Start of RECORDS FOR THE EXERCISE

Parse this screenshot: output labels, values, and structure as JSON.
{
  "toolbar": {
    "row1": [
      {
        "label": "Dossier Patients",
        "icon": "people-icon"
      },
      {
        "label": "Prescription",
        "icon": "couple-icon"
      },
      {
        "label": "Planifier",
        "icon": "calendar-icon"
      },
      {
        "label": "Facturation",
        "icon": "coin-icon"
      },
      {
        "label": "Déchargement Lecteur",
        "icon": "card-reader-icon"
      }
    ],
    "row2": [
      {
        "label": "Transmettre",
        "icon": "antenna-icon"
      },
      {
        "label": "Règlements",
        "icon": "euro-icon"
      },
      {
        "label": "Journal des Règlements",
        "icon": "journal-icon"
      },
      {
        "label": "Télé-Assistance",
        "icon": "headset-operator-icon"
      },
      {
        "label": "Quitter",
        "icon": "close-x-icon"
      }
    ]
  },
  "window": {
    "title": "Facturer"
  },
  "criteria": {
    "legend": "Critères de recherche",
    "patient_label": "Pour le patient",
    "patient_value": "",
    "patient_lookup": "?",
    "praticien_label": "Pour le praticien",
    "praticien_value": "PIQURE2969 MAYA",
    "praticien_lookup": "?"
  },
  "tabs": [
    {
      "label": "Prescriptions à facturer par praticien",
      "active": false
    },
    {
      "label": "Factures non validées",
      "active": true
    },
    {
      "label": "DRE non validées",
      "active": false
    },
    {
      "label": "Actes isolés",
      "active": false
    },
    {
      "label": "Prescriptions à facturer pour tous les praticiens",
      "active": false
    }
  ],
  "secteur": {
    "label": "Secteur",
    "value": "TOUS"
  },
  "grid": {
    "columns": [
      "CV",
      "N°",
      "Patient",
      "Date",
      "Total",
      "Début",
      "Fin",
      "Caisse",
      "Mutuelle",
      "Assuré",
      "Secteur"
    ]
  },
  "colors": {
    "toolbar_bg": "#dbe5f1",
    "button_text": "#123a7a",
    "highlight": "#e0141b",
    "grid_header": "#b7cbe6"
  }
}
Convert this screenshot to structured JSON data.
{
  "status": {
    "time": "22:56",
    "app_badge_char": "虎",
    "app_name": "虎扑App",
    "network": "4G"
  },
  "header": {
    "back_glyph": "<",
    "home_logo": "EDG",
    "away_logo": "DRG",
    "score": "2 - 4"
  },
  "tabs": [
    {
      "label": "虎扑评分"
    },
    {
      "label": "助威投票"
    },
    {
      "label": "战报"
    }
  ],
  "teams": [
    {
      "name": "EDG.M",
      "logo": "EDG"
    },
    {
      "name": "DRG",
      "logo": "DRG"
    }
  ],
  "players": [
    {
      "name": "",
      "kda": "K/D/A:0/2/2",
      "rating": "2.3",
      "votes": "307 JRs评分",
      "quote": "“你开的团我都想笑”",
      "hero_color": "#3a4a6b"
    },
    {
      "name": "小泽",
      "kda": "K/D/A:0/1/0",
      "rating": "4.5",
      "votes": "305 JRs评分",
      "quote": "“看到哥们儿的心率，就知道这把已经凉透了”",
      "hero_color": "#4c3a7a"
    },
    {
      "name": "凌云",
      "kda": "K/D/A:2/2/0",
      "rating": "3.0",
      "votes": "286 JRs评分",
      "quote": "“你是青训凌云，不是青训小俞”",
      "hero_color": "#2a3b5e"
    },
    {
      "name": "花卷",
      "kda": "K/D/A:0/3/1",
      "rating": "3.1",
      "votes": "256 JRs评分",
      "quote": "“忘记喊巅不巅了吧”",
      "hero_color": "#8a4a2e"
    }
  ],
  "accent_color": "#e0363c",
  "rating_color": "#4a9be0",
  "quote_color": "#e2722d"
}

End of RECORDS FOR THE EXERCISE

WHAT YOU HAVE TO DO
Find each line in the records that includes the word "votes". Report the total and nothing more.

OUTPUT FOR THIS TASK
4